* SUPPLIED RECORDS *
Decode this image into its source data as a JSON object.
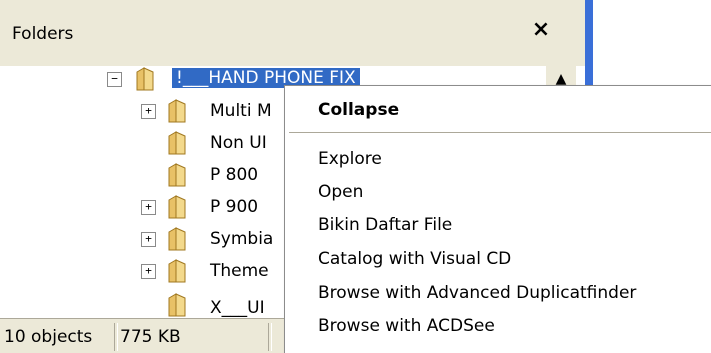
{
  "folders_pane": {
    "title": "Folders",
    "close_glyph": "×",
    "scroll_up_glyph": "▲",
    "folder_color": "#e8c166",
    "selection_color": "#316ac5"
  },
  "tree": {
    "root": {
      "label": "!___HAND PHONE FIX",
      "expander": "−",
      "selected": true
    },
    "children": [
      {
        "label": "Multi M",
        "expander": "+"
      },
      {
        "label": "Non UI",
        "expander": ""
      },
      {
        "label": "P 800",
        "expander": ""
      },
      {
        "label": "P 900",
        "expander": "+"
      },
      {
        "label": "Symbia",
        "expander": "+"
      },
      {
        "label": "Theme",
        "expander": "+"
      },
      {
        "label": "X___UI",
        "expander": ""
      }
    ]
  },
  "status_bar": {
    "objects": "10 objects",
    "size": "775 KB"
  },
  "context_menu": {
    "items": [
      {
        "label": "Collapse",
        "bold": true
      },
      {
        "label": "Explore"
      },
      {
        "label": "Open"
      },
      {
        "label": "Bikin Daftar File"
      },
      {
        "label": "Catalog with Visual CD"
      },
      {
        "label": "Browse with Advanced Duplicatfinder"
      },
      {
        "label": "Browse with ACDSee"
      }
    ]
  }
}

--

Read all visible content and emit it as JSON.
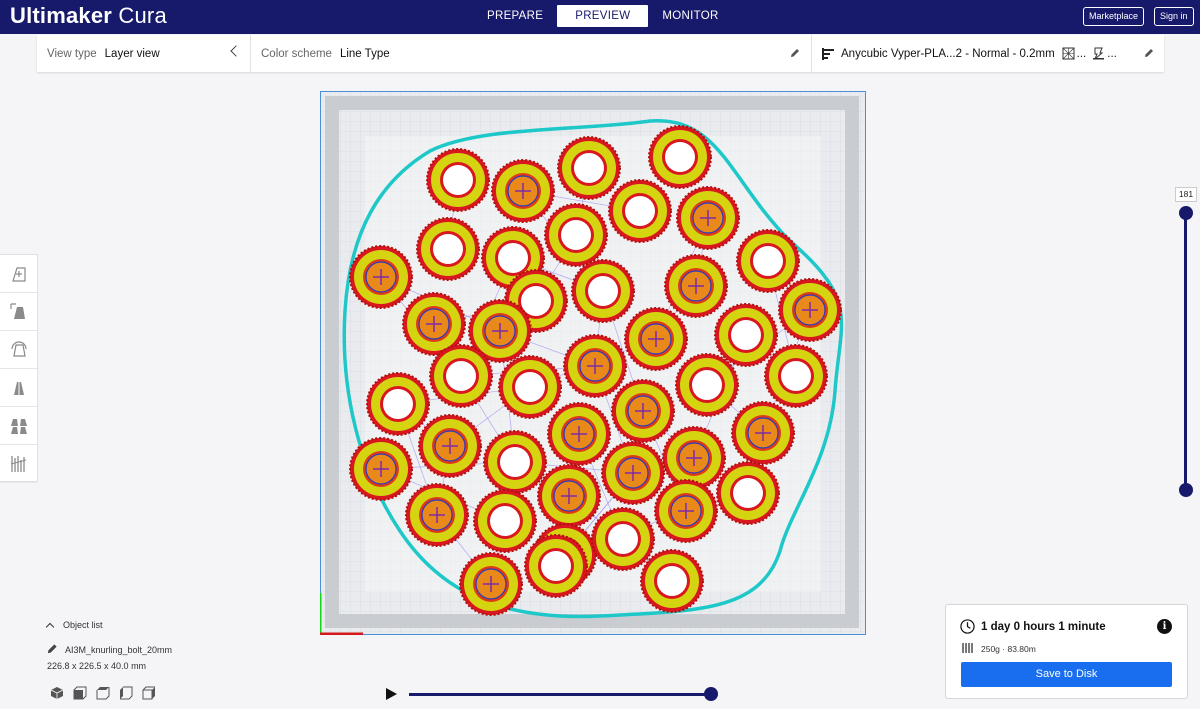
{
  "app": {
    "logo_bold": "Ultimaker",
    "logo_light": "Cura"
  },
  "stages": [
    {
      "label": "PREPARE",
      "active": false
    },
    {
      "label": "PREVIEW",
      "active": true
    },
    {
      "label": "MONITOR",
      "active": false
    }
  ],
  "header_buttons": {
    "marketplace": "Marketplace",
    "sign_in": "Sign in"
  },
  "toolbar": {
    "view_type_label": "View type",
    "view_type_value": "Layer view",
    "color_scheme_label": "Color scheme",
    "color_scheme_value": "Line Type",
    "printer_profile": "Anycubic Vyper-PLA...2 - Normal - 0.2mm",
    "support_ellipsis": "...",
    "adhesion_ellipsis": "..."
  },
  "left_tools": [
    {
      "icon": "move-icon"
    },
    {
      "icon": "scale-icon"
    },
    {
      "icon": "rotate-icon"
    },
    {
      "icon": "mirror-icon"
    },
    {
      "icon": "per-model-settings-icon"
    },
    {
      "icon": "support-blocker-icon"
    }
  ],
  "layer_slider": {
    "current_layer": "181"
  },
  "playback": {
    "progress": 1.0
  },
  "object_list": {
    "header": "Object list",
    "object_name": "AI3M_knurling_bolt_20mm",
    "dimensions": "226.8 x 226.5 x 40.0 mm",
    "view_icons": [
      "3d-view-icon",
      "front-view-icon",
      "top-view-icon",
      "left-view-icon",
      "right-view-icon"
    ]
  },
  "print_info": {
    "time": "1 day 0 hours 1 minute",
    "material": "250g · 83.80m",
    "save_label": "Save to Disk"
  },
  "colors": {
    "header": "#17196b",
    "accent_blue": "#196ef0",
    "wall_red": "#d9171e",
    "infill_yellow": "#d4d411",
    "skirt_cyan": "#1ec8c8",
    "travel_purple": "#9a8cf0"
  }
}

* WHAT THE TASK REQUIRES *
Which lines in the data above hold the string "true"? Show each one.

* TASK RESULT *
      "selected": true
        "bold": true
      "active": true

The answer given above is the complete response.